Vacations, illnesses, special project assignment and turnover of staff all create the potential to reduce sales due to insufficient customer coverage, unfamiliar processes, and customer dissatisfaction. All of these can be avoided by strategically planning well, and using a competent tactical communication plan for the times disruption occurs. To your customer, a missing salesperson should not be noticed-for long—if there is a strong, learning environment in place as a safety net for them.
When a new salesperson comes aboard the training they should receive includes clear product and service training, orientation to customers’ history and potential growth, organizational training and mentoring. This should not be the only point at which this occurs.
Periodic updates in customer accounts are important; occasionally bringing all sales persons together is a perfect time to confirm organizational standards for sales processes, documentation, customer profile updates, and best practices are being adhered to. Allowing your sales professionals to present the highlights of their portfolio allows everyone to have a basic familiarity with your customer base.
This review is a first step in ensuring doing business with your company can be seamless regardless who is working with the customer; it also helps identify rogue practices that are outside acceptable boundaries. Inconsistent sales practices are a sure way to annoy customers when they have to work with someone who is not familiar with “their account.”
Joint account responsibility increases the number of sales staff customers become familiar with, which makes it easier to cover when one is not available. As long as seamless collaboration is accomplished by those sharing this responsibility through structured, mutually shared goals and fair compensation, it can work well.
Rotation of Accounts
Planned periodic rotation of accounts between sales staff using a clear, benefits-focused communication process with customers has several benefits to supporting growing sales.
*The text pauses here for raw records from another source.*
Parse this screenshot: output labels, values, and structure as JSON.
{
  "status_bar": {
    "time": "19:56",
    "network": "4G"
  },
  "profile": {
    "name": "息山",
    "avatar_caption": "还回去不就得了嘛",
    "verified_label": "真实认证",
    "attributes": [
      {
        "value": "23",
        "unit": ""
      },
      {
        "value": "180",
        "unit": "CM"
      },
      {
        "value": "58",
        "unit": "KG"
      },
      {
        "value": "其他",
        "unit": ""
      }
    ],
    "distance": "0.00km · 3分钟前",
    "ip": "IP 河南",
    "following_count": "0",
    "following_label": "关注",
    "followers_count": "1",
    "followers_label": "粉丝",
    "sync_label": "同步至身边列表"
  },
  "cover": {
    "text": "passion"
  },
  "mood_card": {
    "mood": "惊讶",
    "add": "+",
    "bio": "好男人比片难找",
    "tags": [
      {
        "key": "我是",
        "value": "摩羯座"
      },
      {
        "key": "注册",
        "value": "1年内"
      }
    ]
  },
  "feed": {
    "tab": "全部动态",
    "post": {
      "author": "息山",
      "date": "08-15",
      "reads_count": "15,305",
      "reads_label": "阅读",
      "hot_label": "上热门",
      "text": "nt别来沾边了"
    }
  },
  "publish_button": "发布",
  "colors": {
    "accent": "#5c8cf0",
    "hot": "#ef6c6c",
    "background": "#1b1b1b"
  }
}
One, as sales professionals develop stronger skills they may “outgrow” a customer account, find it lacking in sufficient reward or attractiveness. A lack of interest or boredom could become a primary reason a salesperson may be slow to return a call, or short in patience with a customer as familiarity builds tiresome expectations from known annoying customer behaviors.
Two, a fresh, inquiring, up-beat perspective in a new salesperson can allow a customer to find a refreshing sense of appreciation for their account.
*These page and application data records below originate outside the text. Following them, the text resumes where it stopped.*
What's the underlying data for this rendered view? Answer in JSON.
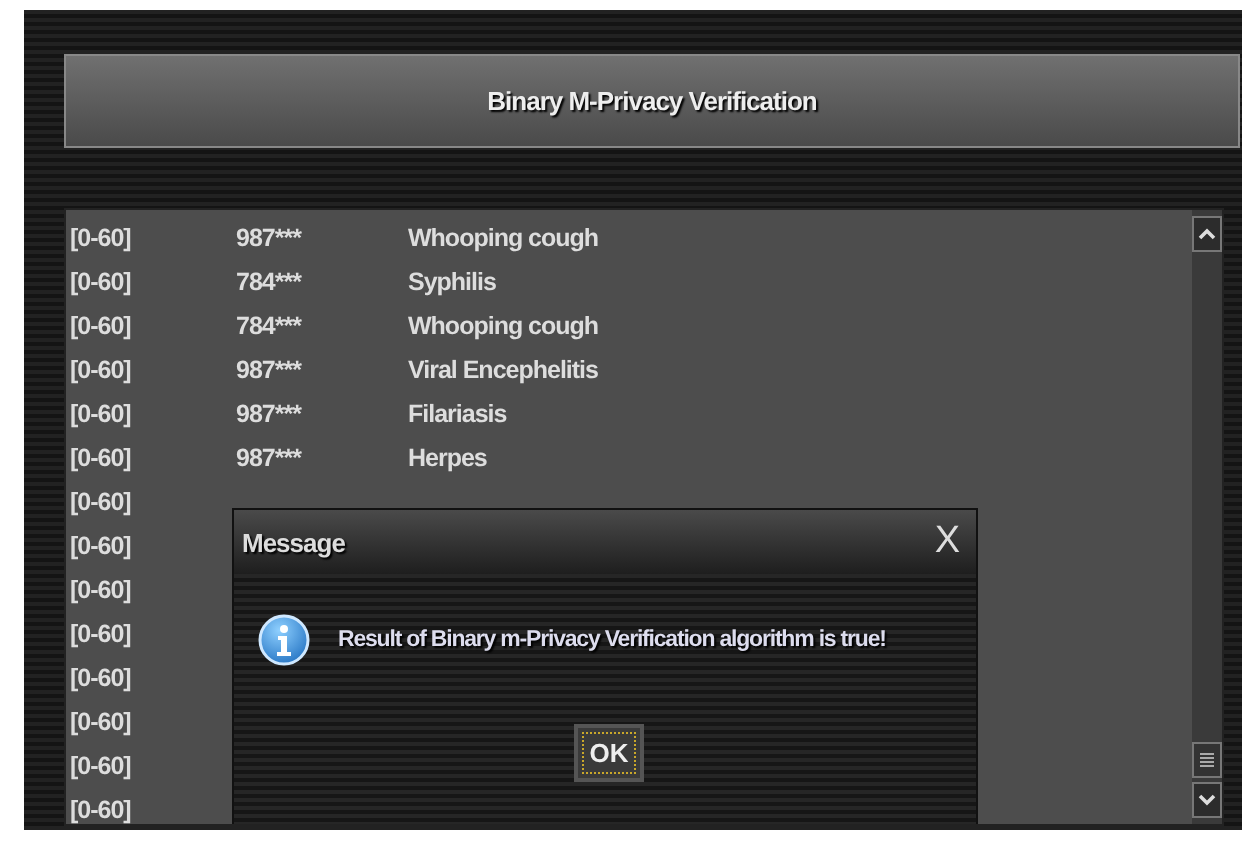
{
  "header": {
    "title": "Binary M-Privacy Verification"
  },
  "table": {
    "rows": [
      {
        "range": "[0-60]",
        "id": "987***",
        "disease": "Whooping cough"
      },
      {
        "range": "[0-60]",
        "id": "784***",
        "disease": "Syphilis"
      },
      {
        "range": "[0-60]",
        "id": "784***",
        "disease": "Whooping cough"
      },
      {
        "range": "[0-60]",
        "id": "987***",
        "disease": "Viral Encephelitis"
      },
      {
        "range": "[0-60]",
        "id": "987***",
        "disease": "Filariasis"
      },
      {
        "range": "[0-60]",
        "id": "987***",
        "disease": "Herpes"
      },
      {
        "range": "[0-60]"
      },
      {
        "range": "[0-60]"
      },
      {
        "range": "[0-60]"
      },
      {
        "range": "[0-60]"
      },
      {
        "range": "[0-60]"
      },
      {
        "range": "[0-60]"
      },
      {
        "range": "[0-60]"
      },
      {
        "range": "[0-60]"
      }
    ]
  },
  "dialog": {
    "title": "Message",
    "close": "X",
    "message": "Result of Binary m-Privacy Verification algorithm is true!",
    "buttons": [
      "OK"
    ]
  }
}
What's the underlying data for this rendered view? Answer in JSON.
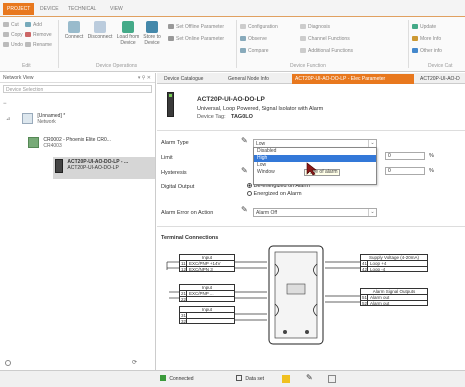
{
  "ribbon_tabs": [
    "PROJECT",
    "DEVICE",
    "TECHNICAL",
    "VIEW"
  ],
  "ribbon": {
    "edit": {
      "items": [
        "Cut",
        "Copy",
        "Undo",
        "Add",
        "Remove",
        "Rename"
      ],
      "group_label": "Edit"
    },
    "device_ops": {
      "connect": "Connect",
      "disconnect": "Disconnect",
      "load": "Load from Device",
      "store": "Store to Device",
      "group_label": "Device Operations"
    },
    "params": {
      "set_offline": "Set Offline Parameter",
      "set_online": "Set Online Parameter"
    },
    "functions": {
      "configuration": "Configuration",
      "diagnosis": "Diagnosis",
      "observe": "Observe",
      "channel_functions": "Channel Functions",
      "compare": "Compare",
      "additional_functions": "Additional Functions",
      "group_label": "Device Function"
    },
    "right": {
      "update": "Update",
      "more": "More Info",
      "info": "Other info",
      "group_label": "Device Cat"
    }
  },
  "left_panel": {
    "title": "Network View",
    "controls": "▾ ⚲ ✕",
    "search_placeholder": "Device Selection",
    "tree": [
      {
        "line1": "[Unnamed] *",
        "line2": "Network"
      },
      {
        "line1": "CR0002 - Phoenix Elite CR0...",
        "line2": "CR4003"
      },
      {
        "line1": "ACT20P-UI-AO-DO-LP - ...",
        "line2": "ACT20P-UI-AO-DO-LP"
      }
    ]
  },
  "doc_tabs": [
    "Device Catalogue",
    "General Node Info",
    "ACT20P-UI-AO-DO-LP - Elec Parameter",
    "ACT20P-UI-AO-D"
  ],
  "device": {
    "name": "ACT20P-UI-AO-DO-LP",
    "description": "Universal, Loop Powered, Signal Isolator with Alarm",
    "tag_label": "Device Tag:",
    "tag_value": "TAG0LO"
  },
  "form": {
    "alarm_type_label": "Alarm Type",
    "alarm_type_value": "Low",
    "limit_label": "Limit",
    "limit_value": "0",
    "hysteresis_label": "Hysteresis",
    "hysteresis_value": "0",
    "unit1": "%",
    "unit2": "%",
    "digital_output_label": "Digital Output",
    "de_energized": "De-energized on Alarm",
    "energized": "Energized on Alarm",
    "alarm_error_label": "Alarm Error on Action",
    "alarm_error_value": "Alarm Off"
  },
  "dropdown": {
    "options": [
      "Disabled",
      "High",
      "Low",
      "Window"
    ],
    "highlighted": 1,
    "tooltip": "Type of alarm"
  },
  "diagram": {
    "title": "Terminal Connections",
    "input_box1": {
      "header": "Input",
      "rows": [
        {
          "n": "11",
          "v": "EXC/PNP +14V"
        },
        {
          "n": "12",
          "v": "EXC/NPN 3"
        }
      ]
    },
    "input_box2": {
      "header": "Input",
      "rows": [
        {
          "n": "21",
          "v": "EXC/PNP ..."
        },
        {
          "n": "22",
          "v": ""
        }
      ]
    },
    "input_box3": {
      "header": "Input",
      "rows": [
        {
          "n": "31",
          "v": ""
        },
        {
          "n": "32",
          "v": ""
        }
      ]
    },
    "supply_box": {
      "header": "Supply Voltage (4-20mA)",
      "rows": [
        {
          "n": "41",
          "v": "Loop +4"
        },
        {
          "n": "42",
          "v": "Loop -4"
        }
      ]
    },
    "alarm_box": {
      "header": "Alarm Signal Outputs",
      "rows": [
        {
          "n": "51",
          "v": "Alarm out"
        },
        {
          "n": "52",
          "v": "Alarm out"
        }
      ]
    }
  },
  "status_bar": {
    "connected": "Connected",
    "data_set": "Data set"
  },
  "colors": {
    "accent": "#e8781e",
    "highlight": "#3378d8"
  }
}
Three, as more sales people become familiar with more accounts, during a sales professional’s absence more people can be on-the-spot and knowledgeable, fast.
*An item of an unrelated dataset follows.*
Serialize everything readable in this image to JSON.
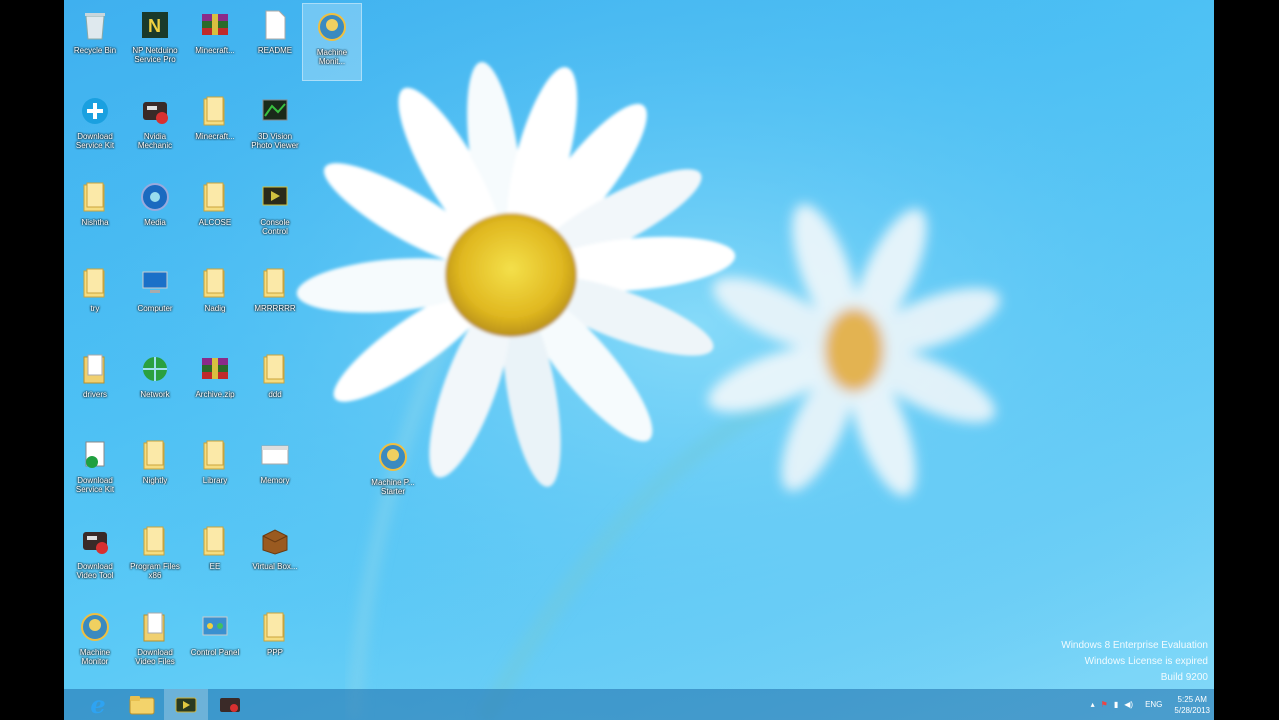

Communicate Early, and Repeat
When a planned (vacation) or unplanned (illness or firing) absence of a sales professional occurs your customer communication plan should be ready-at-hand. These are processes that don’t change all that much—it may catch you off guard—but it should never catch you unprepared. A set of who, what, where, why, and how statements should be ready when you need to fill in the blanks and initiate the communication plan. The more valuable or complex the account the more steps you may need to use.
Planned absences should be communicated in advance and instructions should be easy to follow. Unplanned absences may need to include personal contact, and periodic follow up and updates to make sure the sales processes are going smoothly for customers.
Absences will occur. Your customers should find doing business with your organization can continue forward with seamless processes. Creating a strong learning environment in the sales culture reduces opportunities for customers to find themselves unfamiliar with the sales processes or experience voids in their service quality.
Internal planning, and timely communication when the sales professional is absent, together allow customers to continue to feel appreciated and remain confident in the sales process, the products and services, and your organization.
Cheryl Kane, MBA, is a strategic business consultant, sales trainer, and professional speaker specializing in service quality. If you have a question you would like to see answered in this column, Cheryl welcomes your communication at (704) 595-7188 or through her web site, www.cherylkane.net.